▶ Problem: Every line of the material has to be retyped exactly.

▶ Data for the task:
────────────────────

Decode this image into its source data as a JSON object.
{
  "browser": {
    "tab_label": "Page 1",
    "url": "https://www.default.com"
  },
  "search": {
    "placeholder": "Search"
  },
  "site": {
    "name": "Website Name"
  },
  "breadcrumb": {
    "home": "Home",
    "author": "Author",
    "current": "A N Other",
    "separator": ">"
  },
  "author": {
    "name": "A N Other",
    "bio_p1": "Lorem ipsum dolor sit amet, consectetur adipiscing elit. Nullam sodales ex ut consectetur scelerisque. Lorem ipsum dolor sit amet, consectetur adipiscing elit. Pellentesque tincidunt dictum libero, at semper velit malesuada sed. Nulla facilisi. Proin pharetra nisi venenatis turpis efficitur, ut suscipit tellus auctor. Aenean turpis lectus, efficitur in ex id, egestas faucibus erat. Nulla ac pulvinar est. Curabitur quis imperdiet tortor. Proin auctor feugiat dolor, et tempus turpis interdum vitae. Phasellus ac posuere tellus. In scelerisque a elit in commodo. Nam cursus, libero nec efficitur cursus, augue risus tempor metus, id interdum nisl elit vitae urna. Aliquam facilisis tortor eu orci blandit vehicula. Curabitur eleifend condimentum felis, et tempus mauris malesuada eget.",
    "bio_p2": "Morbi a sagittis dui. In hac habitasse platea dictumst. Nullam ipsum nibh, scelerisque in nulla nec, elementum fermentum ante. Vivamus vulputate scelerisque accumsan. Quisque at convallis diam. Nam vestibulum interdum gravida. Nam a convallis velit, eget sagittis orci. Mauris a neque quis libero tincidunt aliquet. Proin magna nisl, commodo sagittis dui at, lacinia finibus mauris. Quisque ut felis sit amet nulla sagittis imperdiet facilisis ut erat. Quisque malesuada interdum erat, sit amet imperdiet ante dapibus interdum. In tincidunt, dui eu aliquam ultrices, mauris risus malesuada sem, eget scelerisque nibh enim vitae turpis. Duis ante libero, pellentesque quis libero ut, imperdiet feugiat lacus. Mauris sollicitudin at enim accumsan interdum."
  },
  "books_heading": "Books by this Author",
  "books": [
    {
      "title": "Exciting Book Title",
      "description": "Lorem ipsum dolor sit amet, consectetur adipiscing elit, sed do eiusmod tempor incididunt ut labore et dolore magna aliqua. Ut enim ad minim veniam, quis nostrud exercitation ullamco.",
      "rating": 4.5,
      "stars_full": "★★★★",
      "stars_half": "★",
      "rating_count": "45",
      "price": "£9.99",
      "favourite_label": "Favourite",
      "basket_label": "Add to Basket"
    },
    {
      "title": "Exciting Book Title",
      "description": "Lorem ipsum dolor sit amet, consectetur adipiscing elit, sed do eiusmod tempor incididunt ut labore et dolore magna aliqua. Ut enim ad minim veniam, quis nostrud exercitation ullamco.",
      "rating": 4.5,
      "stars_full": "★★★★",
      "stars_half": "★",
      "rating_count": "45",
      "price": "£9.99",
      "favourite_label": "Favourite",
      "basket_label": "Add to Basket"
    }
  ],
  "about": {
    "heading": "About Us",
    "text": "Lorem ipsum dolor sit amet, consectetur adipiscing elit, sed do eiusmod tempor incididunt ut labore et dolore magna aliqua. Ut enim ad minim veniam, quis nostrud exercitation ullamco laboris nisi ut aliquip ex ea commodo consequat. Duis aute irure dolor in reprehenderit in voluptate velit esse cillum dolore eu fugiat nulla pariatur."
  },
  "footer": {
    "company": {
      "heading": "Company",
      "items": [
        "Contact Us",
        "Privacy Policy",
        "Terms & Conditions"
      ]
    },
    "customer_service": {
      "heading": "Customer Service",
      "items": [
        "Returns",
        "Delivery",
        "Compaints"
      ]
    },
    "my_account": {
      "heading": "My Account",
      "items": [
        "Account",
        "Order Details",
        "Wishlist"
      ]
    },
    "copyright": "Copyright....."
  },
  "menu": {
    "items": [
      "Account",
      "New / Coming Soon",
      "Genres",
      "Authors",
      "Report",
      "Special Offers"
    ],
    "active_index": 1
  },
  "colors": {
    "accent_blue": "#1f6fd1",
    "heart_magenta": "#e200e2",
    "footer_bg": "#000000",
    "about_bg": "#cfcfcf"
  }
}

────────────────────

▶ Answer to this problem:
Decode this image into its source data as a JSON object.
{
  "browser": {
    "tab_label": "Page 1",
    "url": "https://www.default.com"
  },
  "search": {
    "placeholder": "Search"
  },
  "site": {
    "name": "Website Name"
  },
  "breadcrumb": {
    "home": "Home",
    "author": "Author",
    "current": "A N Other",
    "separator": ">"
  },
  "author": {
    "name": "A N Other",
    "bio_p1": "Lorem ipsum dolor sit amet, consectetur adipiscing elit. Nullam sodales ex ut consectetur scelerisque. Lorem ipsum dolor sit amet, consectetur adipiscing elit. Pellentesque tincidunt dictum libero, at semper velit malesuada sed. Nulla facilisi. Proin pharetra nisi venenatis turpis efficitur, ut suscipit tellus auctor. Aenean turpis lectus, efficitur in ex id, egestas faucibus erat. Nulla ac pulvinar est. Curabitur quis imperdiet tortor. Proin auctor feugiat dolor, et tempus turpis interdum vitae. Phasellus ac posuere tellus. In scelerisque a elit in commodo. Nam cursus, libero nec efficitur cursus, augue risus tempor metus, id interdum nisl elit vitae urna. Aliquam facilisis tortor eu orci blandit vehicula. Curabitur eleifend condimentum felis, et tempus mauris malesuada eget.",
    "bio_p2": "Morbi a sagittis dui. In hac habitasse platea dictumst. Nullam ipsum nibh, scelerisque in nulla nec, elementum fermentum ante. Vivamus vulputate scelerisque accumsan. Quisque at convallis diam. Nam vestibulum interdum gravida. Nam a convallis velit, eget sagittis orci. Mauris a neque quis libero tincidunt aliquet. Proin magna nisl, commodo sagittis dui at, lacinia finibus mauris. Quisque ut felis sit amet nulla sagittis imperdiet facilisis ut erat. Quisque malesuada interdum erat, sit amet imperdiet ante dapibus interdum. In tincidunt, dui eu aliquam ultrices, mauris risus malesuada sem, eget scelerisque nibh enim vitae turpis. Duis ante libero, pellentesque quis libero ut, imperdiet feugiat lacus. Mauris sollicitudin at enim accumsan interdum."
  },
  "books_heading": "Books by this Author",
  "books": [
    {
      "title": "Exciting Book Title",
      "description": "Lorem ipsum dolor sit amet, consectetur adipiscing elit, sed do eiusmod tempor incididunt ut labore et dolore magna aliqua. Ut enim ad minim veniam, quis nostrud exercitation ullamco.",
      "rating": 4.5,
      "stars_full": "★★★★",
      "stars_half": "★",
      "rating_count": "45",
      "price": "£9.99",
      "favourite_label": "Favourite",
      "basket_label": "Add to Basket"
    },
    {
      "title": "Exciting Book Title",
      "description": "Lorem ipsum dolor sit amet, consectetur adipiscing elit, sed do eiusmod tempor incididunt ut labore et dolore magna aliqua. Ut enim ad minim veniam, quis nostrud exercitation ullamco.",
      "rating": 4.5,
      "stars_full": "★★★★",
      "stars_half": "★",
      "rating_count": "45",
      "price": "£9.99",
      "favourite_label": "Favourite",
      "basket_label": "Add to Basket"
    }
  ],
  "about": {
    "heading": "About Us",
    "text": "Lorem ipsum dolor sit amet, consectetur adipiscing elit, sed do eiusmod tempor incididunt ut labore et dolore magna aliqua. Ut enim ad minim veniam, quis nostrud exercitation ullamco laboris nisi ut aliquip ex ea commodo consequat. Duis aute irure dolor in reprehenderit in voluptate velit esse cillum dolore eu fugiat nulla pariatur."
  },
  "footer": {
    "company": {
      "heading": "Company",
      "items": [
        "Contact Us",
        "Privacy Policy",
        "Terms & Conditions"
      ]
    },
    "customer_service": {
      "heading": "Customer Service",
      "items": [
        "Returns",
        "Delivery",
        "Compaints"
      ]
    },
    "my_account": {
      "heading": "My Account",
      "items": [
        "Account",
        "Order Details",
        "Wishlist"
      ]
    },
    "copyright": "Copyright....."
  },
  "menu": {
    "items": [
      "Account",
      "New / Coming Soon",
      "Genres",
      "Authors",
      "Report",
      "Special Offers"
    ],
    "active_index": 1
  },
  "colors": {
    "accent_blue": "#1f6fd1",
    "heart_magenta": "#e200e2",
    "footer_bg": "#000000",
    "about_bg": "#cfcfcf"
  }
}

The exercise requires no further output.